Prior to the game, even Warriors head coach Mark Jackson admitted he would have pick the Clippers if he was still working as an analyst, but he was the coach, so he believed in his guys.
The first half was an ugly affair that featured more fouls than highlight plays, but both teams entered the intermission level at 52-52.
At the half, Clippers forward Blake Griffin was in foul trouble with three fouls, and Warriors forward Andre Iguodala was in foul trouble with four fouls. Both players would eventually foul out, and Iguodala’s modest 20 minutes were slightly trumped by Griffin’s 19 minutes.
“We didn’t play real well,” Clippers coach Doc Rivers said after the game. “We were in foul trouble the whole game.”
The second half did not feature nearly as many whistles, and the quality of basketball improved. By the time three quarters were up, the Warriors had jumped out to an eight point lead. At that point, Clippers guard J.J. Redick led all scorers with 22 points on 8-11 shooting and was the one player who seemed to be shooting well for the home team.
However, Reddick would not attempt another shot for the remainder of the game, as the Clippers looked to Chris Paul down the stretch.
Paul scored 10 points in the final quarter to bring the Clippers back and level the score late in the game. However, Paul made a few costly errors that cost the Clippers the game.
First, Paul took off on a three-on-one fast break and opted to go to the rim instead of using the advantage-in-numbers. His missed layup immediately translated to a three-pointer in transition on the other end. That five-point swing in a close ball game could easily be pointed as the difference between winning and losing, and Paul lamented that mistake in particular during his post-game press conference.
Then, with 18.9 seconds remaining in a two-point ball game, Paul felt the defensive pressure from the Warriors and dropped the ball out of bounds, recording his sixth turnover of the game. With the game turning into a free throw contest from that point forward, the Warriors left the door open by missing a free throw.
Down by three points, Paul went to the free throw line with 11.9 seconds on the clock. The 28-year-old point guard missed both shots, and those misses effectively ended the ball game and gave the Warriors a 1-0 lead in the first round series.

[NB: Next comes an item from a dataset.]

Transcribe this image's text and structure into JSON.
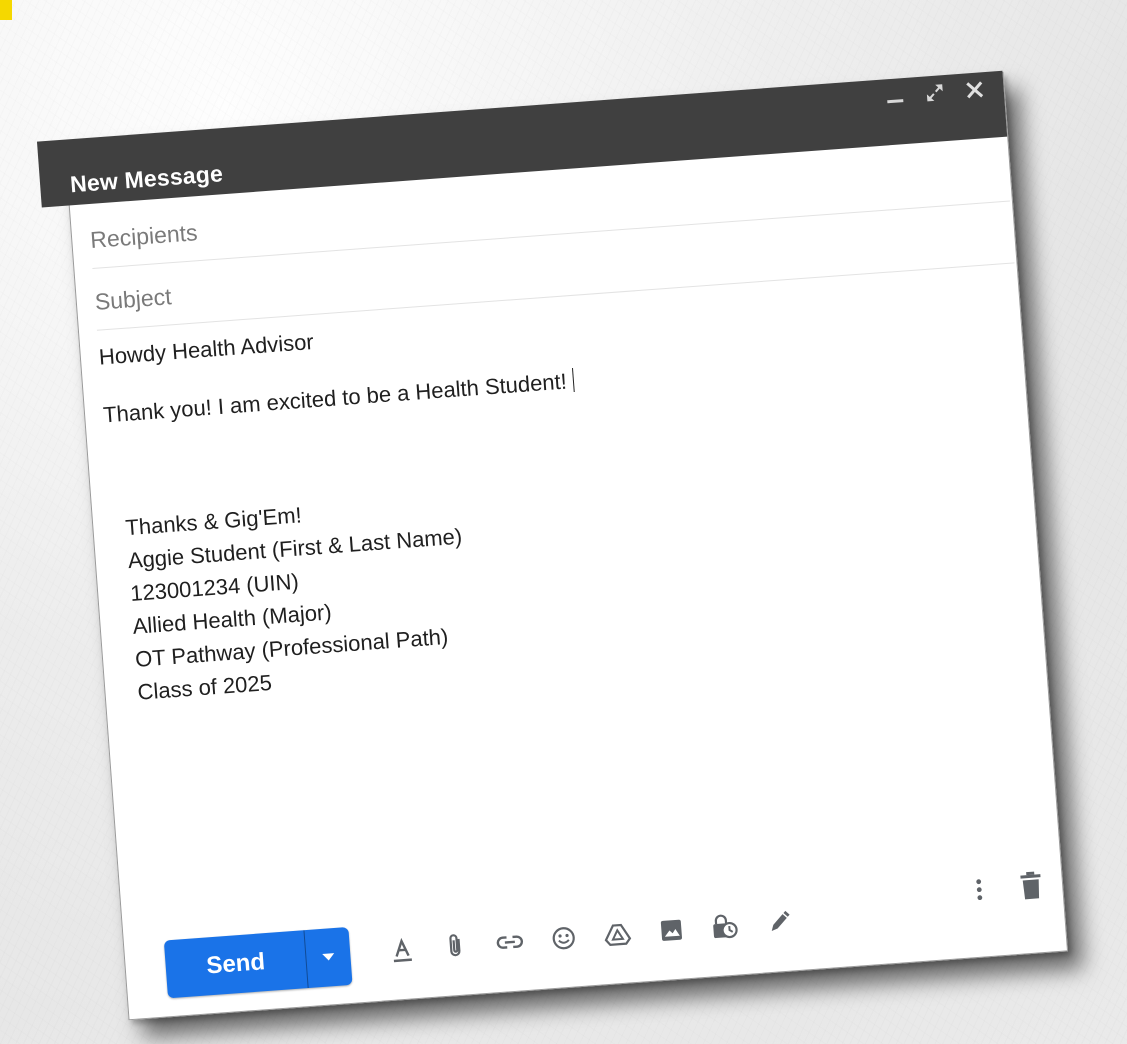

After the game, Rivers summed up the afternoon: “We made too many mistakes to win the game.”